By Sadia Dehlvi
Jan 25, 2017
Bibi Zulekha, Hazrat Nizamuddin Auliya’s mother would often looked at her sons feet remarking, “Nizamuddin! I see signs of a bright future for you. You will be a man of destiny some day.” When the young son questioned his mother as to when that would happen, she would say, “When I am gone.” Baba Farid, his spiritual mentor said something similar, “Nizamuddin, one day you will become the tree under which humanity will find shelter and peace.” Both prophecies came true as for centuries the Dargah of Hazrat Nizamuddin has remained a sanctuary of peace.
January 17 marked the 713th death anniversary of Hazrat Nizamuddin. People conferred upon him the unique title of Mehboob-e-Ilahi, meaning the beloved of God. His grandparents migrated to India during the Mongol invasions of Bukhara. Khwaja Ahmed, his father died when he was a little boy. His mother endured many financial hardships bringing up her son and daughter.
The quest for knowledge brought the young mystic to the city of Delhi when he was 16 years. He completed studies of various Islamic sciences and gained the reputation of a skilled debater. He initially thought of becoming a cleric but changed his mind. Instead, he travelled to Ajodhan, Punjab to meet Baba Farid, whose fame had travelled through the subcontinent.
On the second visit to Ajodhan, Baba Farid appointed Hazrat Nizamuddin as his chief successor. Sensing the disciple’s nervousness on accepting the responsibility, Baba Farid assured with the famous words: “Nizam, take it from me, though I do not know if I will be honoured before the almighty or not, I promise not to enter heaven without your disciples.”
Hazrat Nizamuddin’s Khanqah grew to serve as a welfare centre, feeding hundreds of people daily and attending to the needs of the locality. Once when some houses in the neighbourhood caught fire, the barefooted Sufi rushed to the spot and stayed there till the flames were extinguished.
He personally counted the damaged houses, appointed his deputy to help the affected families with silver coins, food and water. There are countless recorded instances where he personally looked into the needs of the destitute. Despite a busy routine, he kept his door open and met visitors at all times.
People considered Hazrat Nizamuddin to be the most favourably endowed man alive but he felt otherwise, “No one in the world is as sad and unhappy as me. Thousands of people come to me with their troubles and it afflicts my heart and soul. Strange is the heart that listens to sorrow and is not touched by it. The dervishes who retire in the mountains and jungles are lucky.”
Hazrat Nizamuddin’s teachings added a new dimension to the understanding of Islamic ideals. He emphasised that looking after the destitute had greater value than mere formal religious practices. He taught that although many ways lead to God none was more effective than bringing happiness to the human heart.

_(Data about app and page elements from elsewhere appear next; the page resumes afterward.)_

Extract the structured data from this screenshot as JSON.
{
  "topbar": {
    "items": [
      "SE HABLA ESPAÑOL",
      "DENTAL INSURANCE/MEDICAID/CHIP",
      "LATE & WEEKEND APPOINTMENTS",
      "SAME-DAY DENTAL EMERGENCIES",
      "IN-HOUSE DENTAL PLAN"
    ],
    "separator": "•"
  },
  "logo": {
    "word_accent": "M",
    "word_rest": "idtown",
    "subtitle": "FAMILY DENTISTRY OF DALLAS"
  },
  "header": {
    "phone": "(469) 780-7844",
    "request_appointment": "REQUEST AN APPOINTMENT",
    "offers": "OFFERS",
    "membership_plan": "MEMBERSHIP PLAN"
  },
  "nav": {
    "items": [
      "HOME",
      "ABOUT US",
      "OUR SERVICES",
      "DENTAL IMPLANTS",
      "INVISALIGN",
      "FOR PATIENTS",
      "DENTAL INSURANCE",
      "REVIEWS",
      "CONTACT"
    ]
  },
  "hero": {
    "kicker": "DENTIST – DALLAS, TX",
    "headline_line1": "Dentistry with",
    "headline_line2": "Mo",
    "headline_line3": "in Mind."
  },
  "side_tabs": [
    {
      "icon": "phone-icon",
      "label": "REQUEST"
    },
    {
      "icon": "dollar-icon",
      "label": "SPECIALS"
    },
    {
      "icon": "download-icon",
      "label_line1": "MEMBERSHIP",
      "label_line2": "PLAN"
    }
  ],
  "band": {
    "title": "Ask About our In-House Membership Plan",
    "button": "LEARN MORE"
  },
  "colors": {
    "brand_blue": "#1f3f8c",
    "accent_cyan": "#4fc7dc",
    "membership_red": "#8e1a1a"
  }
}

He reiterated that the love of God should be the sole motivation for the righteous and not the desire for heaven or the fear of hell.
He believed revenge to be the law of the jungle, “If a man puts a thorn in your way and you also put thorns in his way, there will be thorns everywhere.”
Shaykh Nizamuddin Auliya breathed his last at the age of 82, on 18th Rabi ath thani, the fourth month in the Islamic calendar.
With his death a historic phase of the Sufi movement in Delhi came to an end, but his legacy of love lives on.